In the Eastern Sahara wide areas of rocky land have been thus levelled. (Fig. 81.) Such areas are usually more or less abundantly besprinkled and paved with angular stones, usually dark brown or black, and so highly polished that they glance and glitter in the sun. It is obvious that such stones are derivative; they are the relics of massive beds of sandstone, through which they were formerly distributed, and which have since been gradually disintegrated and removed. In some places, indeed, massive inclusions of the kind (manganese concretions), of all shapes and sizes, project from the surface of the sandstone in which they are still partly embedded. On the lee side of such concretions the sandstone has been sheltered from the attack of the wind, while it has been planed away in
F1g. 82. Manganese Concret1ons Weathered Out Of Sandstone; Arabah Mounta1ns, S1na1 Pen1nsula. (J. Walther.)
front. No stone withstands the action of the wind so well as the hard flints, jaspers, and silicious concretions, which are so commonly met with in the sedimentary strata of the Libyan desert. When the latter have become disintegrated and gradually removed by the wind, the hard nodules and concretions remain, and thus the broad plains are covered over with sheets of "gravel" and shingle. The Sserir, according to Walther, are nothing more than rocky lands levelled by wind-erosion; the more yielding materials have en swept away, while the hard inclusions left behind
ct now concentrated at the surface.
Another result of deflation may be referred to.
ow and again in wind-swept plains and plateaux
le rocks, according to their nature, are variously
ffected. Some are disintegrated and rotted more
iadily than others. These, therefore, tend to be
nore rapidly reduced below the general level, and
hallow basins are thus formed which are sometimes
occupied by water for shorter or longer intervals.
Such is probably the origin of the Caldeiraos of
Bahia, where the general configuration of the surface
has some resemblance to that of an ice-worn region—
gently rolling ground, namely, showing innumerable
shallow depressions winding amongst multitudinous
bare-backed, dome-shaped rocks.
The disintegrated material removed from a rocky desert is eventually spread out and piled up in sheets and heaps of sand, which travel onwards in the direction of the prevalent wind. In the Eastern Sahara bare rocky plateaux prevail, and sand-wastes are usually of inconsiderable extent. In the Western Sahara, on the other hand, the whole area is more or less smothered in sand. There vast stretches of dunes move with the trade-winds. Advancing to the south-west, they reach the banks of the Niger and the Senegal, and are here and there forcing these rivers southward. Again, passing to the west, they touch the Atlantic coast between Cape Bojador and Cape Blanco, and stream out to sea so as to form a belt of sand-banks extending several miles from the shore. For long ages, therefore, a great current of sand has been constantly flowing out of the desert.
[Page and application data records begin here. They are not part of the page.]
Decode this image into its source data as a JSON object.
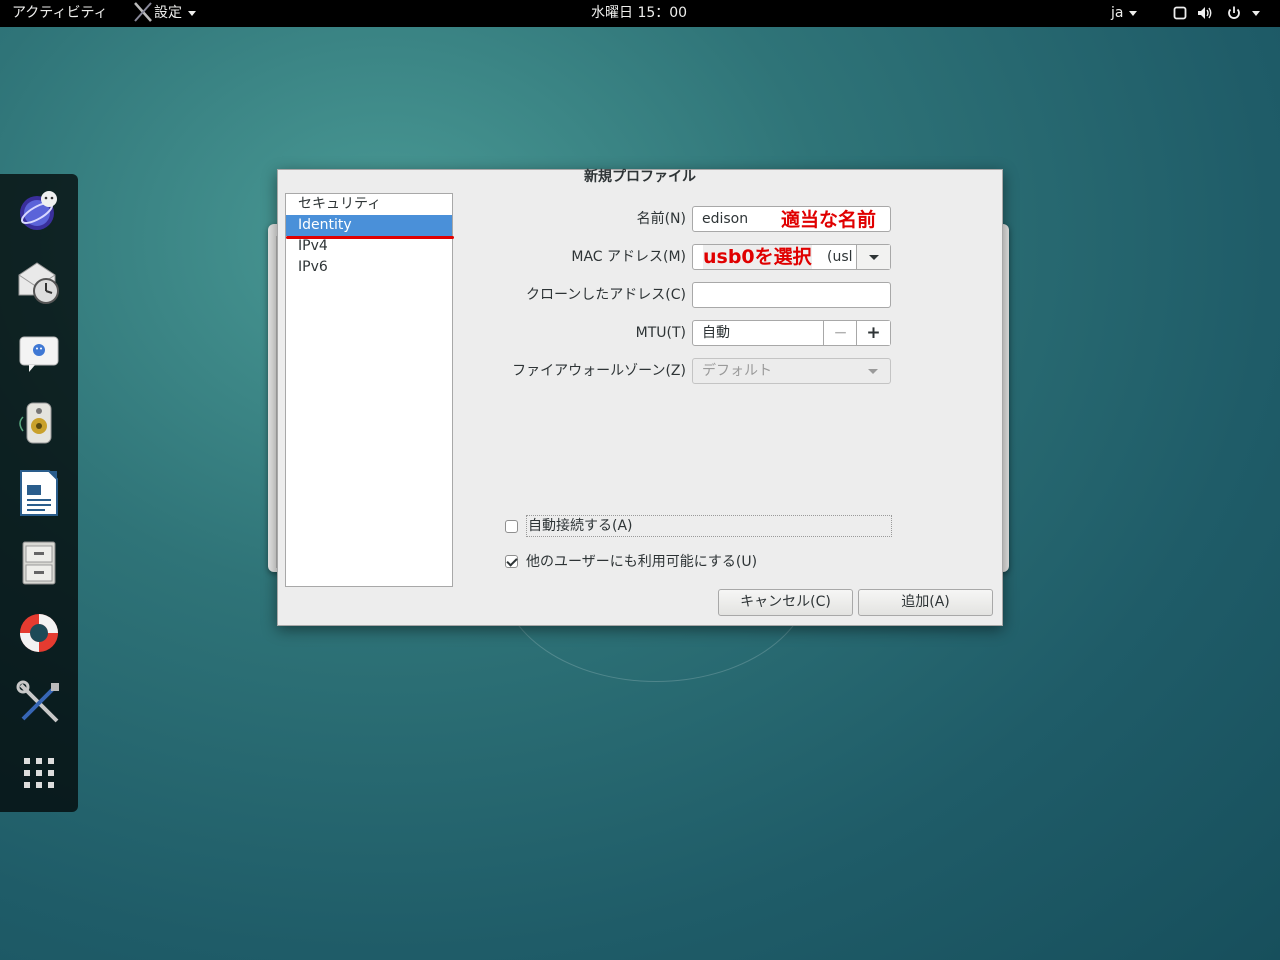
{
  "topbar": {
    "activities": "アクティビティ",
    "app_menu": "設定",
    "clock": "水曜日 15：00",
    "language": "ja"
  },
  "dash": {
    "items": [
      "browser-icon",
      "mail-clock-icon",
      "chat-icon",
      "speaker-icon",
      "writer-document-icon",
      "file-cabinet-icon",
      "help-lifebuoy-icon",
      "settings-tools-icon",
      "app-grid-icon"
    ]
  },
  "dialog": {
    "title": "新規プロファイル",
    "sidebar": [
      "セキュリティ",
      "Identity",
      "IPv4",
      "IPv6"
    ],
    "selected_index": 1,
    "fields": {
      "name_label": "名前(N)",
      "name_value": "edison",
      "name_annotation": "適当な名前",
      "mac_label": "MAC アドレス(M)",
      "mac_annotation": "usb0を選択",
      "mac_value_fragment": "(usl",
      "clone_label": "クローンしたアドレス(C)",
      "clone_value": "",
      "mtu_label": "MTU(T)",
      "mtu_value": "自動",
      "mtu_minus": "−",
      "mtu_plus": "+",
      "firewall_label": "ファイアウォールゾーン(Z)",
      "firewall_value": "デフォルト"
    },
    "checkboxes": {
      "autoconnect_label": "自動接続する(A)",
      "autoconnect_checked": false,
      "all_users_label": "他のユーザーにも利用可能にする(U)",
      "all_users_checked": true
    },
    "buttons": {
      "cancel": "キャンセル(C)",
      "add": "追加(A)"
    }
  }
}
The dunes of a desert appear to move more readily than those of maritime regions. Possibly this may be due to the better rolled character of the constituent grains, to the drier condition of the sand, to the want of any binding materials, and the absence of a fixed nucleus, such as is so commonly acquired for the formation of coastal dunes. In the central portions of a desert they are generally arranged in series of long parallel undulations, that extend in a direction at right angles to that of the prevalent wind. Elsewhere they may be more irregular in their grouping and arrangement, individual sand hills not infrequently assuming a crescentic or sickle-like shape. They vary much in height, not often exceeding 250 feet, although occasionally reaching 500 or even 600 feet.
It need hardly be said that dunes are not restricted to desert regions. Wherever incoherent deposits are dried and exposed to the air, they are liable to drift with the wind. Hence blowing sands are well developed upon certain sea-coasts and lake shores, and in the broad, flat valleys of many large rivers. If the surface over which sand is blown be level and. free from obstructions, the sand does not necessarily accumulate in heaps and banks, but is often spread out in successive horizontal layers, forming a sandplain. But wherever obstructions intervene, such as